> EXERCISE: In the entries below, count each line where "JSON" appears. Give the total and nothing more.

> WORKING DATA:
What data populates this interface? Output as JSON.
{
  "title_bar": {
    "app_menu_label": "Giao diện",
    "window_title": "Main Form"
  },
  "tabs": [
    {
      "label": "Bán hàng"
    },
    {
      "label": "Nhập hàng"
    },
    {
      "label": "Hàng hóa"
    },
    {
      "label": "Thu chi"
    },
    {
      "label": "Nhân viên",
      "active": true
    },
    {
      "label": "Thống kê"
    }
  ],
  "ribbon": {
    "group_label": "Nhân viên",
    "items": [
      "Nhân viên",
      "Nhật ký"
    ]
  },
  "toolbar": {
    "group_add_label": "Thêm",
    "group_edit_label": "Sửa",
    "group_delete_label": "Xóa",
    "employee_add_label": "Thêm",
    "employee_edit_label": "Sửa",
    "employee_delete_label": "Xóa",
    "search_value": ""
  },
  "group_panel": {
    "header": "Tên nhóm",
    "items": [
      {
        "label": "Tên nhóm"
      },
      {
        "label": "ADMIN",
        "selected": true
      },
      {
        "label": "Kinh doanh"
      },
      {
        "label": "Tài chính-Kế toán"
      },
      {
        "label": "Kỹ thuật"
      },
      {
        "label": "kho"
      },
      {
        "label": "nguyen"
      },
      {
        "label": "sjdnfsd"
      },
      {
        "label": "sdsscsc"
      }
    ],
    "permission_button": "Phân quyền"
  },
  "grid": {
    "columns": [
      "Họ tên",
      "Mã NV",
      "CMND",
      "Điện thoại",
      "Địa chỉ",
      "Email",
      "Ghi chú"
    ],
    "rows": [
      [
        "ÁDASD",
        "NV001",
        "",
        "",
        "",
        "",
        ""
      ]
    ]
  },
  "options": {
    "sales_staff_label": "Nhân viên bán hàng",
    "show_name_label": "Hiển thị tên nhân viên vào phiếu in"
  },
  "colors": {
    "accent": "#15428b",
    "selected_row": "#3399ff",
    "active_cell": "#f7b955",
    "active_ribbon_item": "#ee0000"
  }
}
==
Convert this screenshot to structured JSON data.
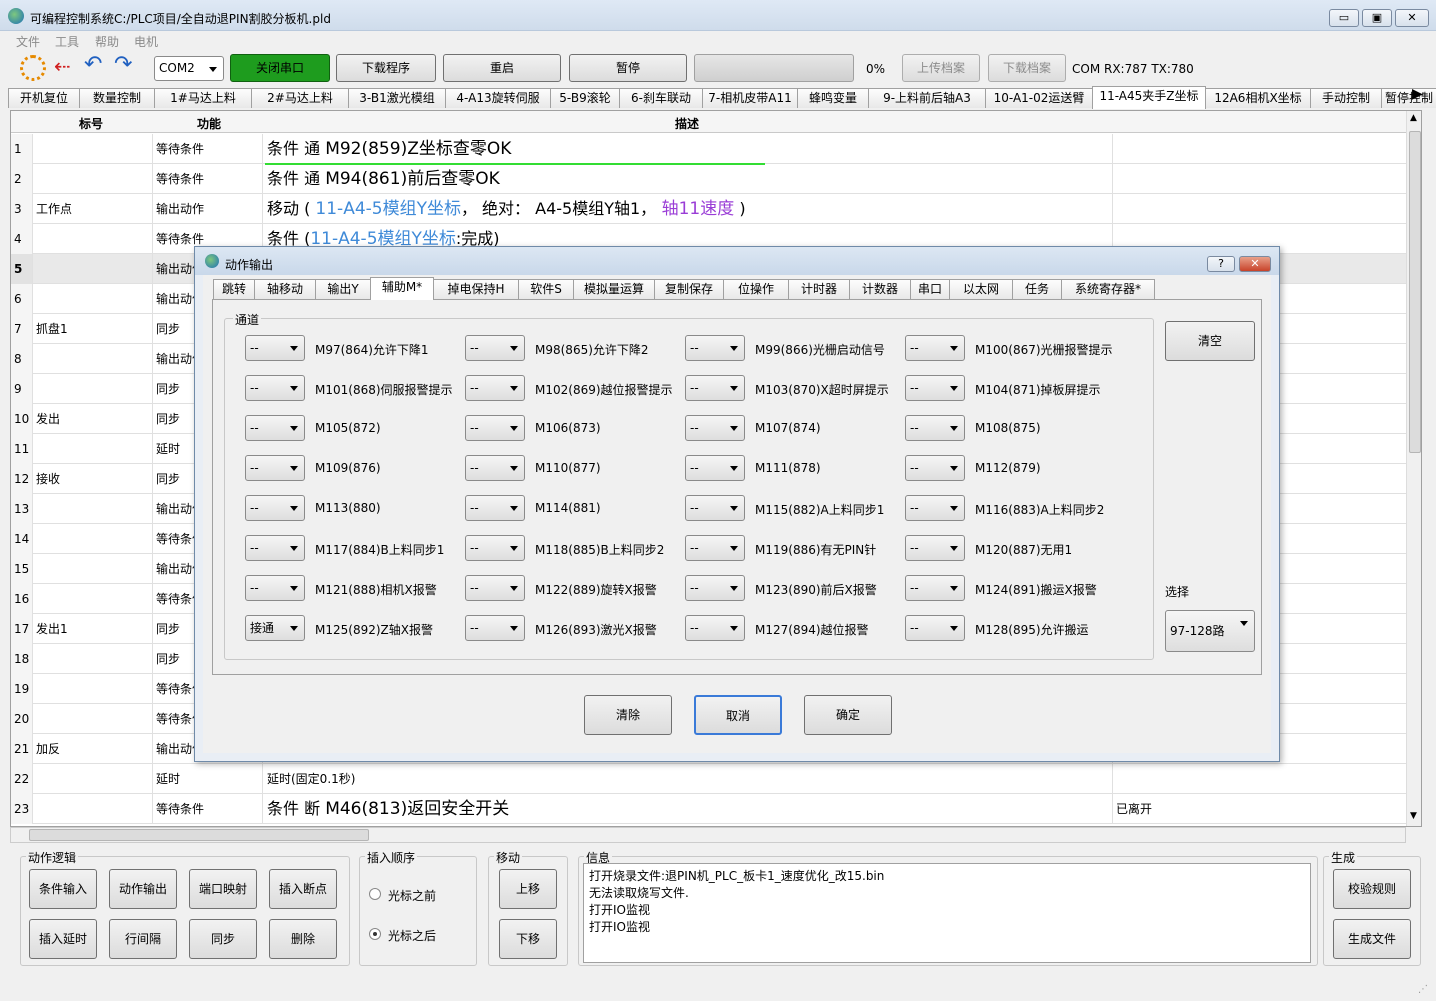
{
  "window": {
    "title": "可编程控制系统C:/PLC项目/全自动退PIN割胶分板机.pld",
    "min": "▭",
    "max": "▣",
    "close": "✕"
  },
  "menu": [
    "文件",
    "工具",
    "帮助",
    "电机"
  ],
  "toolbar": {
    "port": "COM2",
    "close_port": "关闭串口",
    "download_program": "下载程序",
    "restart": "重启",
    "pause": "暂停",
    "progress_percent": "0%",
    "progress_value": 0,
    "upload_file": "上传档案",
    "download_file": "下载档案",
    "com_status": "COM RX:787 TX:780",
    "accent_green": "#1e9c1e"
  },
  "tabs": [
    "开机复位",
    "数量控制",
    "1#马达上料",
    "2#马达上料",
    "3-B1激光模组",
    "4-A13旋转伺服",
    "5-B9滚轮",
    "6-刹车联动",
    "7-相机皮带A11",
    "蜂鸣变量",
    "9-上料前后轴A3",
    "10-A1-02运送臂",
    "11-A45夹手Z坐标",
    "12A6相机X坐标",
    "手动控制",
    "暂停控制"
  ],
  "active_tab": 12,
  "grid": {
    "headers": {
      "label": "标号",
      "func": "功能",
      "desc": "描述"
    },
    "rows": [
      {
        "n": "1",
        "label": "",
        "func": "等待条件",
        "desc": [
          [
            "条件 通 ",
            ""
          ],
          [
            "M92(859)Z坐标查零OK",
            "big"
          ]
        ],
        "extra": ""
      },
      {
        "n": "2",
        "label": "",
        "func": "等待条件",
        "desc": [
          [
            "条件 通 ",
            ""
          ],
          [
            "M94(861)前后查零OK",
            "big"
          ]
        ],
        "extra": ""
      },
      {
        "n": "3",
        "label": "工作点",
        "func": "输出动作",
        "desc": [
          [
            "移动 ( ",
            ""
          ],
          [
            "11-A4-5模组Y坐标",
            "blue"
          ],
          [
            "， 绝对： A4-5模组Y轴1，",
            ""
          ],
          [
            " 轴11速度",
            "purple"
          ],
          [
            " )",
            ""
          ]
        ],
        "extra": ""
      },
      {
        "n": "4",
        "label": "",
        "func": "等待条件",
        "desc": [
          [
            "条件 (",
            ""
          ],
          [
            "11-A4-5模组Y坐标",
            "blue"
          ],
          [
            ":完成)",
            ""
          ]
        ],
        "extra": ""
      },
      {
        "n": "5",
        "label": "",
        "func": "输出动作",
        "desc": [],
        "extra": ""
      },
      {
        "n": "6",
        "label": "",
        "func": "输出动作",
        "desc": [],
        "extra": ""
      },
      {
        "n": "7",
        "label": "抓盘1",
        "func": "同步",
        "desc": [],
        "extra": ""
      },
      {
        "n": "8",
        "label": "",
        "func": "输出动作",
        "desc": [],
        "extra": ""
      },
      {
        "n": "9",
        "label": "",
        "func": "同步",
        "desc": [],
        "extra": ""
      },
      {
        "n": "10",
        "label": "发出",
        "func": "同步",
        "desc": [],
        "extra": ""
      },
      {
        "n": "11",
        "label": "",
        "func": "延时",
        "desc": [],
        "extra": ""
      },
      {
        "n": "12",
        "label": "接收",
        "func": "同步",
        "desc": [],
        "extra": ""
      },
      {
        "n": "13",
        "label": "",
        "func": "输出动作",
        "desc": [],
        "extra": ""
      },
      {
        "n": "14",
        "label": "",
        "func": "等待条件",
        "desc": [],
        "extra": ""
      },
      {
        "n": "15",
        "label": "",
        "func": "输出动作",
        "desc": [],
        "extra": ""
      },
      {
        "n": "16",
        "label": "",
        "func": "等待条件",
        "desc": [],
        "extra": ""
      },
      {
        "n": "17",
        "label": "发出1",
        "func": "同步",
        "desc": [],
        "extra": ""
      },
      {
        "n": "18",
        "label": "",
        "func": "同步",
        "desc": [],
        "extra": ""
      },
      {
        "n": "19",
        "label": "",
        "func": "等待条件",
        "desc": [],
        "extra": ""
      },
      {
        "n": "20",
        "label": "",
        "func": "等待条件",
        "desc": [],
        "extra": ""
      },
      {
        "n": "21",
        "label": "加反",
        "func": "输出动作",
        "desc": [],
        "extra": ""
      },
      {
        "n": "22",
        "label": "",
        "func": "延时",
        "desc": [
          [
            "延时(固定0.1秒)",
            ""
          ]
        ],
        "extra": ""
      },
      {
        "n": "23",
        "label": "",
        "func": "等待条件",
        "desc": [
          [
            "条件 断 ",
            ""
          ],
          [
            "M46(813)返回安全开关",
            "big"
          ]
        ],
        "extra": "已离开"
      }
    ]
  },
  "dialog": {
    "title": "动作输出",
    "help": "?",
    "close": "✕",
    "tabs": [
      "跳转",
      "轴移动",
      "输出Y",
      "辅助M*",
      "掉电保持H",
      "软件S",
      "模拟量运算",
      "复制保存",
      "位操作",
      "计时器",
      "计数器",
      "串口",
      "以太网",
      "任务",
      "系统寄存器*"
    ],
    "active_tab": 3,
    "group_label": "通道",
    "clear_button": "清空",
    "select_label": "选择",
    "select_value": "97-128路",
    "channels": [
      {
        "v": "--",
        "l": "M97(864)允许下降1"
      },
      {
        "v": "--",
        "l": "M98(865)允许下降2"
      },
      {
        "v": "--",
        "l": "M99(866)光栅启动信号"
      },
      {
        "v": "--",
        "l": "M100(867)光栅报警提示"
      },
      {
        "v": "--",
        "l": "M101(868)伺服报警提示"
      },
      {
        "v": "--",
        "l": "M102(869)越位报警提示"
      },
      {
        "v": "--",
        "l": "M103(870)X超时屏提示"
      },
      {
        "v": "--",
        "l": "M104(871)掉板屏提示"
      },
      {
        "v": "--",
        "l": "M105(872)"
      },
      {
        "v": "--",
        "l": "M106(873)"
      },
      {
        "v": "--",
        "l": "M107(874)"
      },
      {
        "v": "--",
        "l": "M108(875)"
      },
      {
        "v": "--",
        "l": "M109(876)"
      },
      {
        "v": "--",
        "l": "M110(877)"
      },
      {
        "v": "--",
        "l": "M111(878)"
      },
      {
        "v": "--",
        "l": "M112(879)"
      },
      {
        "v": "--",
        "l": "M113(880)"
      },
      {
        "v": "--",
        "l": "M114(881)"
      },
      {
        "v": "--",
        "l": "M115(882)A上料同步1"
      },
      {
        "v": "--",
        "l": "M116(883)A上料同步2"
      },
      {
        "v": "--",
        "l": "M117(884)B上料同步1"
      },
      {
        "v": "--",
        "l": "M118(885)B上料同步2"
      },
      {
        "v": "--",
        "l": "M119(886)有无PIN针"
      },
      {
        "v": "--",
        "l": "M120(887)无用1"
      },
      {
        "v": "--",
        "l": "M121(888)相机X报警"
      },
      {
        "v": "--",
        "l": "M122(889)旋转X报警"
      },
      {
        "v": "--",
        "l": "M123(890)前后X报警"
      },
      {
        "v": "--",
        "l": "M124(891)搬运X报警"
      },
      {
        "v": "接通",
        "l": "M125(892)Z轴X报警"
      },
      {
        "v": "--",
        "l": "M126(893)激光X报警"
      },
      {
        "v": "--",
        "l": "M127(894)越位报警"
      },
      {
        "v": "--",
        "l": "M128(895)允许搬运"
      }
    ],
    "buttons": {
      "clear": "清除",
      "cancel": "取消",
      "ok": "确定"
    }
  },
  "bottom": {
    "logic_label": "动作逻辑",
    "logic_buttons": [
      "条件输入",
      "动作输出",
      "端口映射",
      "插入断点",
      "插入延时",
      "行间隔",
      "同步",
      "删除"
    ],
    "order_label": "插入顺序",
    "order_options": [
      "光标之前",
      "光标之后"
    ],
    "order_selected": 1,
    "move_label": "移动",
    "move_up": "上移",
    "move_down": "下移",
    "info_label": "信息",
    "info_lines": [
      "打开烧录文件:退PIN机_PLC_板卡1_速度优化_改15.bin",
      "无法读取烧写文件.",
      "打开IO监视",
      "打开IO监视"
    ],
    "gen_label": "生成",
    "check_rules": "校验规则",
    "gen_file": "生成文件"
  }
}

> EXPECTED ANSWER: 2